[Exercise material — start]

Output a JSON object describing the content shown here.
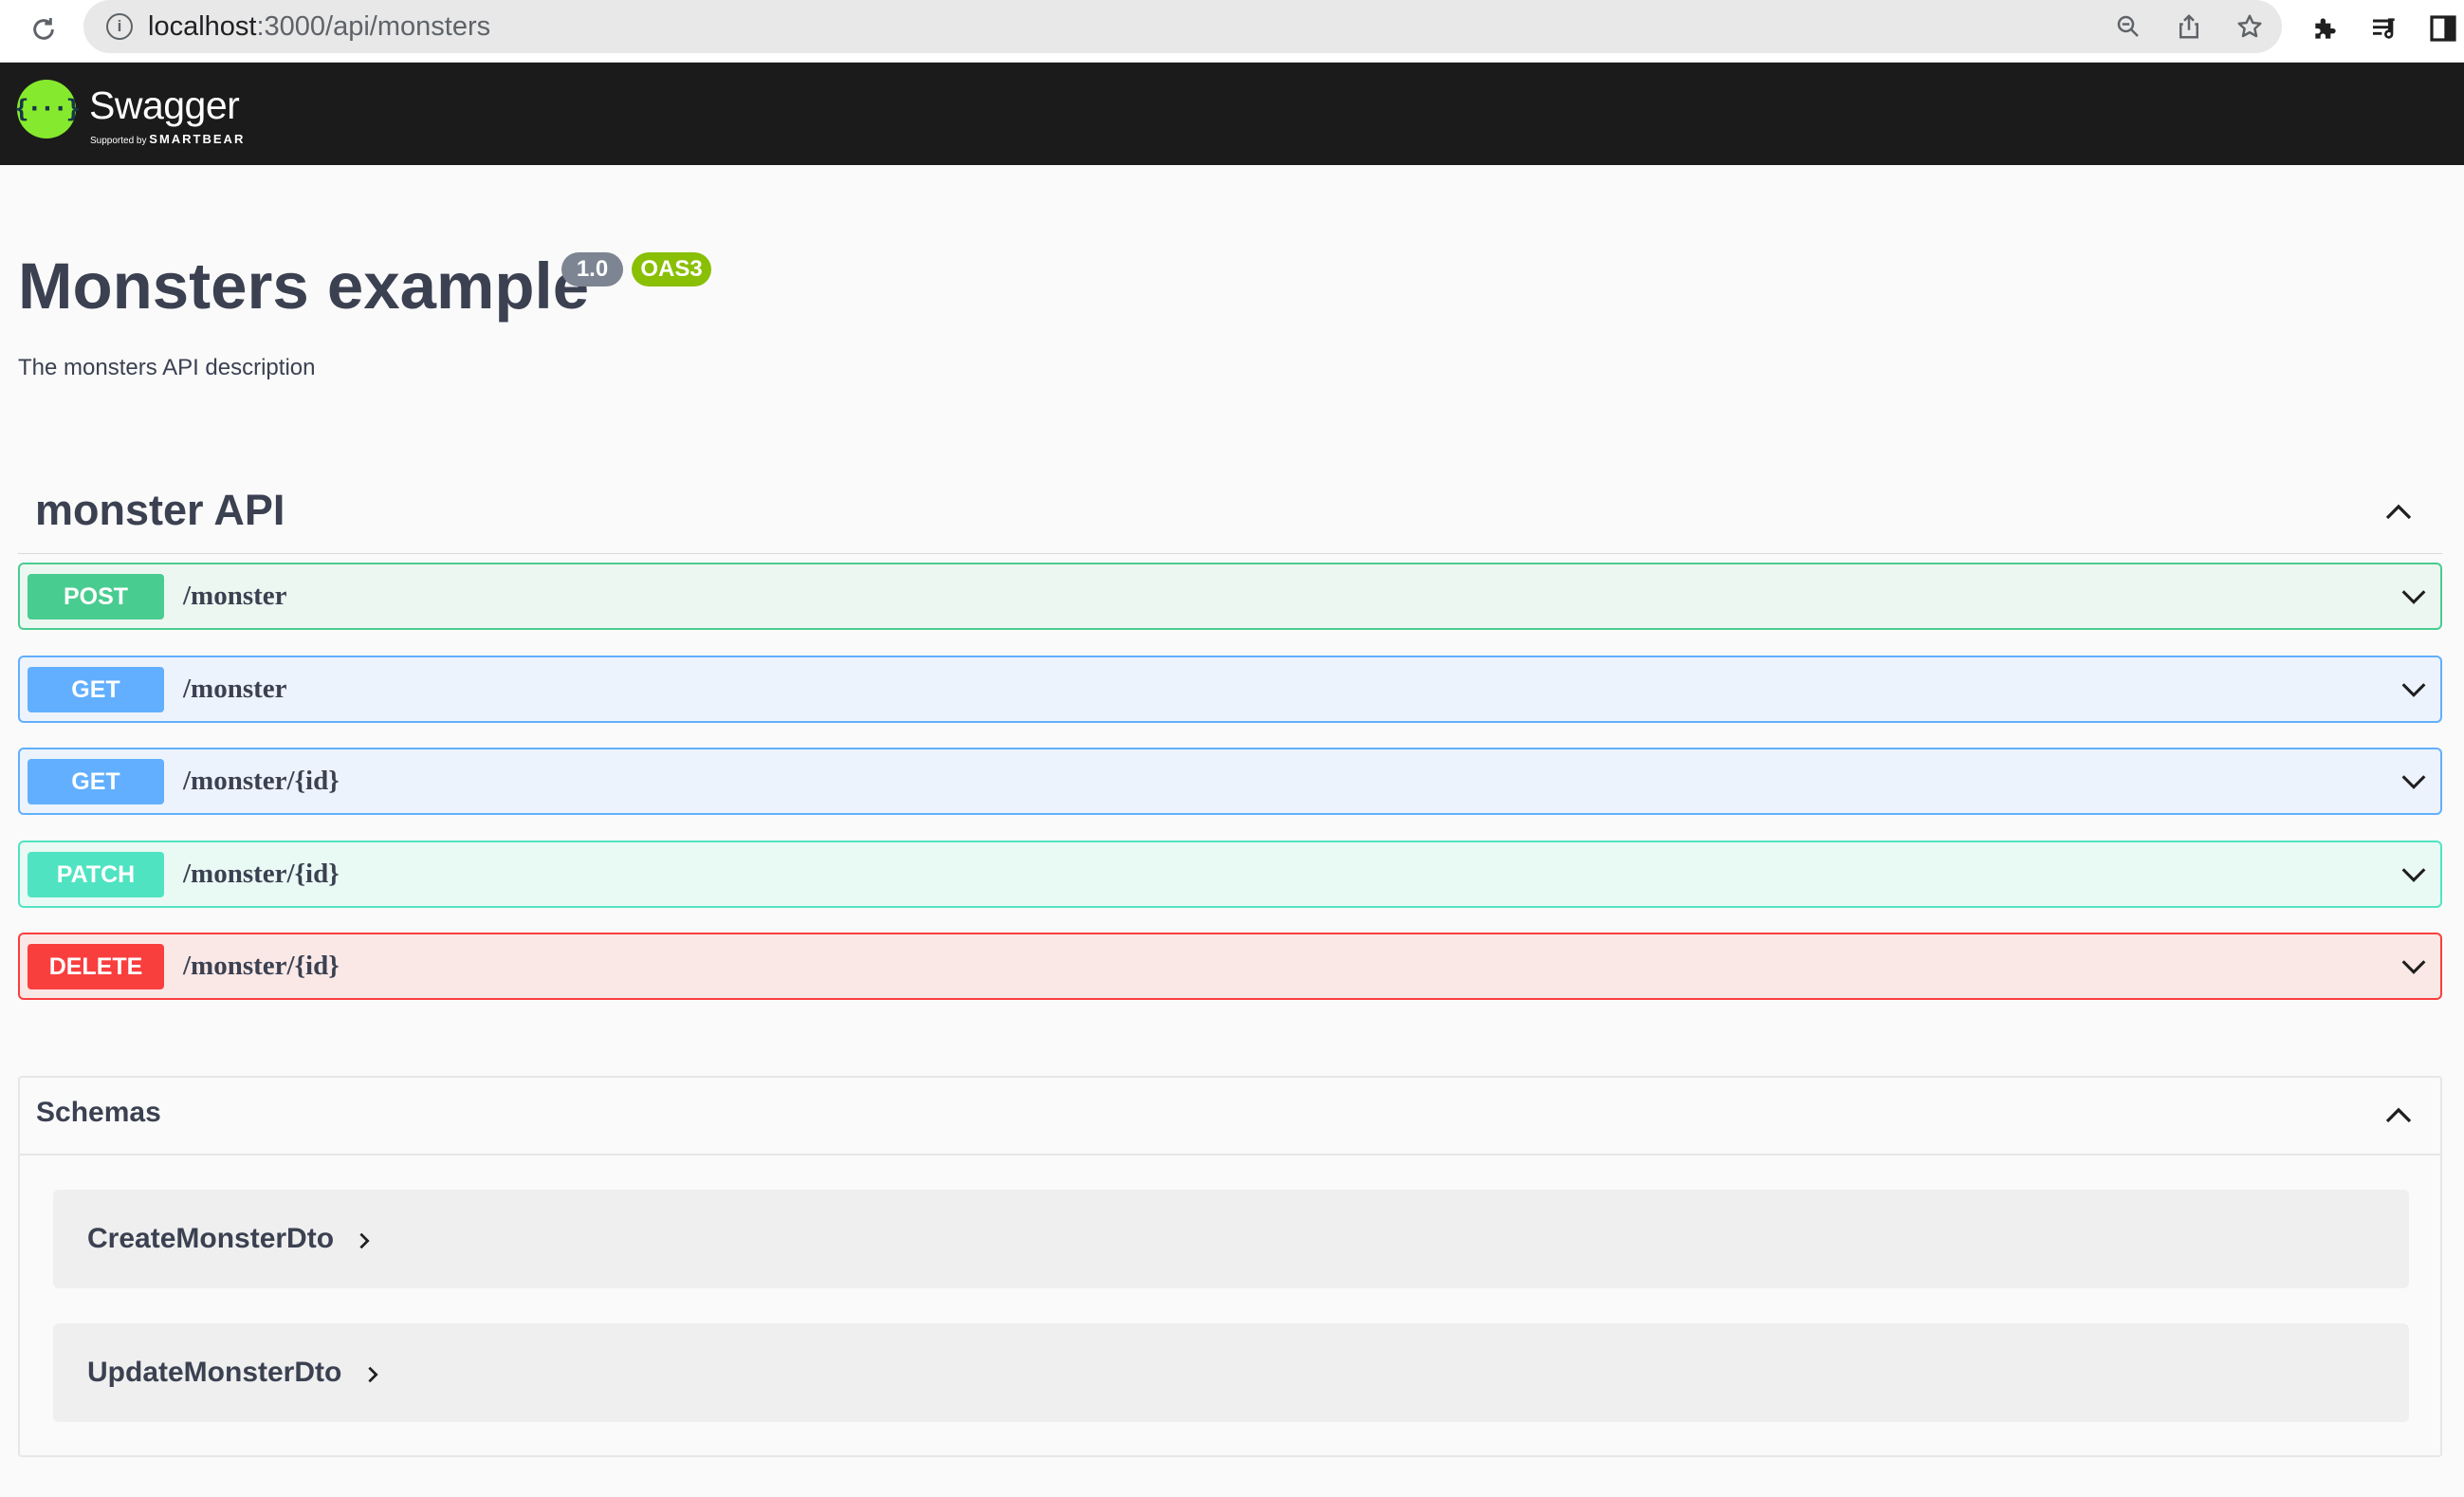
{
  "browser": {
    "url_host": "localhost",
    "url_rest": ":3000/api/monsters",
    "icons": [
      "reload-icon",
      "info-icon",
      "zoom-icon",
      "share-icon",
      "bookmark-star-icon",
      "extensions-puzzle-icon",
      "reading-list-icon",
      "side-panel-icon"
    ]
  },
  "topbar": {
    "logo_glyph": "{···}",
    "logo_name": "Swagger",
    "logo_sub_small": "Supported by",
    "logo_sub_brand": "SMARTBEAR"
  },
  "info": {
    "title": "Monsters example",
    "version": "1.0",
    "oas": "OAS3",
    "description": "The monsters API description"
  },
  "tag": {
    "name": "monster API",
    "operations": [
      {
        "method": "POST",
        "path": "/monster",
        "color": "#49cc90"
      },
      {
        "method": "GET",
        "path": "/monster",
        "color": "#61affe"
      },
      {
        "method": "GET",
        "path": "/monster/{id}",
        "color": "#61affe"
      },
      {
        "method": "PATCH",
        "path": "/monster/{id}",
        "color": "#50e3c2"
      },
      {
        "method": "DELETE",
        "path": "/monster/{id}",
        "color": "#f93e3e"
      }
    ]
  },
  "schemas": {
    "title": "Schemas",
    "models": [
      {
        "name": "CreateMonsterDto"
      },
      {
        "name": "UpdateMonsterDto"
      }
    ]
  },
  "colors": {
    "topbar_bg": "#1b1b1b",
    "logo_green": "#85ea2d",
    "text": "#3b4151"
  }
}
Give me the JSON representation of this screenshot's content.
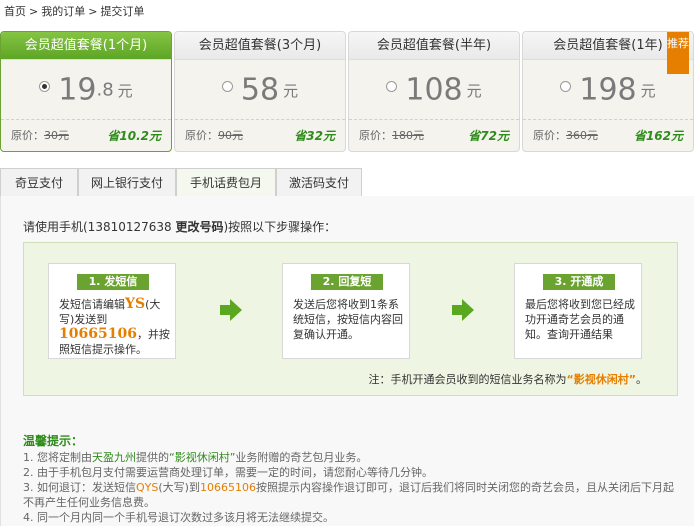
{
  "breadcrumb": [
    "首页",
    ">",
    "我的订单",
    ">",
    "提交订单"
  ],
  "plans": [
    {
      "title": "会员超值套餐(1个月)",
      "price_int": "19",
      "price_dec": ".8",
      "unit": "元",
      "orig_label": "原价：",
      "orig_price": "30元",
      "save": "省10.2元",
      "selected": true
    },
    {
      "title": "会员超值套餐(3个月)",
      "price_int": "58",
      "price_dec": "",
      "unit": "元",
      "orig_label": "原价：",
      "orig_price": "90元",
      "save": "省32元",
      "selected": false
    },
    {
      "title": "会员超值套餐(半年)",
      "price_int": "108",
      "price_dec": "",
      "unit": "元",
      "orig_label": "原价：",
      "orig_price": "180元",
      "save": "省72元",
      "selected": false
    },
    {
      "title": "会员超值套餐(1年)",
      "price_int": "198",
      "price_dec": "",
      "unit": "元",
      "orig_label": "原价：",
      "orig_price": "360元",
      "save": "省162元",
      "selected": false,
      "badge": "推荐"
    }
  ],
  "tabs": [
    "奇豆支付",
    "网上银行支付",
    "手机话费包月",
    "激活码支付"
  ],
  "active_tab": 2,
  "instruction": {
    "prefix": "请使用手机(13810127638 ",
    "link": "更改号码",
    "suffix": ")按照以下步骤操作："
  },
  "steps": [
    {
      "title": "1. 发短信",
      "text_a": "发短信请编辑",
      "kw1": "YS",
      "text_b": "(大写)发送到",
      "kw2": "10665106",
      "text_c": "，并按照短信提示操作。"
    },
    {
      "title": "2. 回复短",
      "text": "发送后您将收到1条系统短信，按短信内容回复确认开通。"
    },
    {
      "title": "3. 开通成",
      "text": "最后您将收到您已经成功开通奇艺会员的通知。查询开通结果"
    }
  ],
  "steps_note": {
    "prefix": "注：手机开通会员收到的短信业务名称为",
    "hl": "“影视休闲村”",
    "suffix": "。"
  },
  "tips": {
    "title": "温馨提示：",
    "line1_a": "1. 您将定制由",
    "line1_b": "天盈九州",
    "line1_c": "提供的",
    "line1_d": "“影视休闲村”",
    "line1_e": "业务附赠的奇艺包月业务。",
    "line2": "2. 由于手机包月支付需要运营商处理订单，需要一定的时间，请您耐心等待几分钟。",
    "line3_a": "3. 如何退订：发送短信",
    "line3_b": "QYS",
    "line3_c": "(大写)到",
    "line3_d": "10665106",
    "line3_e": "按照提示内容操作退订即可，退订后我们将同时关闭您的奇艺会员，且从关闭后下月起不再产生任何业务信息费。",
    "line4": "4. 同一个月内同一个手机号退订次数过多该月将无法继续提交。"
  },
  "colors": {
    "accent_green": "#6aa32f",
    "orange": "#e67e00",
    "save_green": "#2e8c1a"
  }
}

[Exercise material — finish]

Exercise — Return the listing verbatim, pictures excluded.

Exercise output —
Output a JSON object describing the content shown here.
{
  "browser": {
    "url_host": "localhost",
    "url_rest": ":3000/api/monsters",
    "icons": [
      "reload-icon",
      "info-icon",
      "zoom-icon",
      "share-icon",
      "bookmark-star-icon",
      "extensions-puzzle-icon",
      "reading-list-icon",
      "side-panel-icon"
    ]
  },
  "topbar": {
    "logo_glyph": "{···}",
    "logo_name": "Swagger",
    "logo_sub_small": "Supported by",
    "logo_sub_brand": "SMARTBEAR"
  },
  "info": {
    "title": "Monsters example",
    "version": "1.0",
    "oas": "OAS3",
    "description": "The monsters API description"
  },
  "tag": {
    "name": "monster API",
    "operations": [
      {
        "method": "POST",
        "path": "/monster",
        "color": "#49cc90"
      },
      {
        "method": "GET",
        "path": "/monster",
        "color": "#61affe"
      },
      {
        "method": "GET",
        "path": "/monster/{id}",
        "color": "#61affe"
      },
      {
        "method": "PATCH",
        "path": "/monster/{id}",
        "color": "#50e3c2"
      },
      {
        "method": "DELETE",
        "path": "/monster/{id}",
        "color": "#f93e3e"
      }
    ]
  },
  "schemas": {
    "title": "Schemas",
    "models": [
      {
        "name": "CreateMonsterDto"
      },
      {
        "name": "UpdateMonsterDto"
      }
    ]
  },
  "colors": {
    "topbar_bg": "#1b1b1b",
    "logo_green": "#85ea2d",
    "text": "#3b4151"
  }
}
Give me the JSON representation of this screenshot's content.
{
  "breadcrumb": [
    "首页",
    ">",
    "我的订单",
    ">",
    "提交订单"
  ],
  "plans": [
    {
      "title": "会员超值套餐(1个月)",
      "price_int": "19",
      "price_dec": ".8",
      "unit": "元",
      "orig_label": "原价：",
      "orig_price": "30元",
      "save": "省10.2元",
      "selected": true
    },
    {
      "title": "会员超值套餐(3个月)",
      "price_int": "58",
      "price_dec": "",
      "unit": "元",
      "orig_label": "原价：",
      "orig_price": "90元",
      "save": "省32元",
      "selected": false
    },
    {
      "title": "会员超值套餐(半年)",
      "price_int": "108",
      "price_dec": "",
      "unit": "元",
      "orig_label": "原价：",
      "orig_price": "180元",
      "save": "省72元",
      "selected": false
    },
    {
      "title": "会员超值套餐(1年)",
      "price_int": "198",
      "price_dec": "",
      "unit": "元",
      "orig_label": "原价：",
      "orig_price": "360元",
      "save": "省162元",
      "selected": false,
      "badge": "推荐"
    }
  ],
  "tabs": [
    "奇豆支付",
    "网上银行支付",
    "手机话费包月",
    "激活码支付"
  ],
  "active_tab": 2,
  "instruction": {
    "prefix": "请使用手机(13810127638 ",
    "link": "更改号码",
    "suffix": ")按照以下步骤操作："
  },
  "steps": [
    {
      "title": "1. 发短信",
      "text_a": "发短信请编辑",
      "kw1": "YS",
      "text_b": "(大写)发送到",
      "kw2": "10665106",
      "text_c": "，并按照短信提示操作。"
    },
    {
      "title": "2. 回复短",
      "text": "发送后您将收到1条系统短信，按短信内容回复确认开通。"
    },
    {
      "title": "3. 开通成",
      "text": "最后您将收到您已经成功开通奇艺会员的通知。查询开通结果"
    }
  ],
  "steps_note": {
    "prefix": "注：手机开通会员收到的短信业务名称为",
    "hl": "“影视休闲村”",
    "suffix": "。"
  },
  "tips": {
    "title": "温馨提示：",
    "line1_a": "1. 您将定制由",
    "line1_b": "天盈九州",
    "line1_c": "提供的",
    "line1_d": "“影视休闲村”",
    "line1_e": "业务附赠的奇艺包月业务。",
    "line2": "2. 由于手机包月支付需要运营商处理订单，需要一定的时间，请您耐心等待几分钟。",
    "line3_a": "3. 如何退订：发送短信",
    "line3_b": "QYS",
    "line3_c": "(大写)到",
    "line3_d": "10665106",
    "line3_e": "按照提示内容操作退订即可，退订后我们将同时关闭您的奇艺会员，且从关闭后下月起不再产生任何业务信息费。",
    "line4": "4. 同一个月内同一个手机号退订次数过多该月将无法继续提交。"
  },
  "colors": {
    "accent_green": "#6aa32f",
    "orange": "#e67e00",
    "save_green": "#2e8c1a"
  }
}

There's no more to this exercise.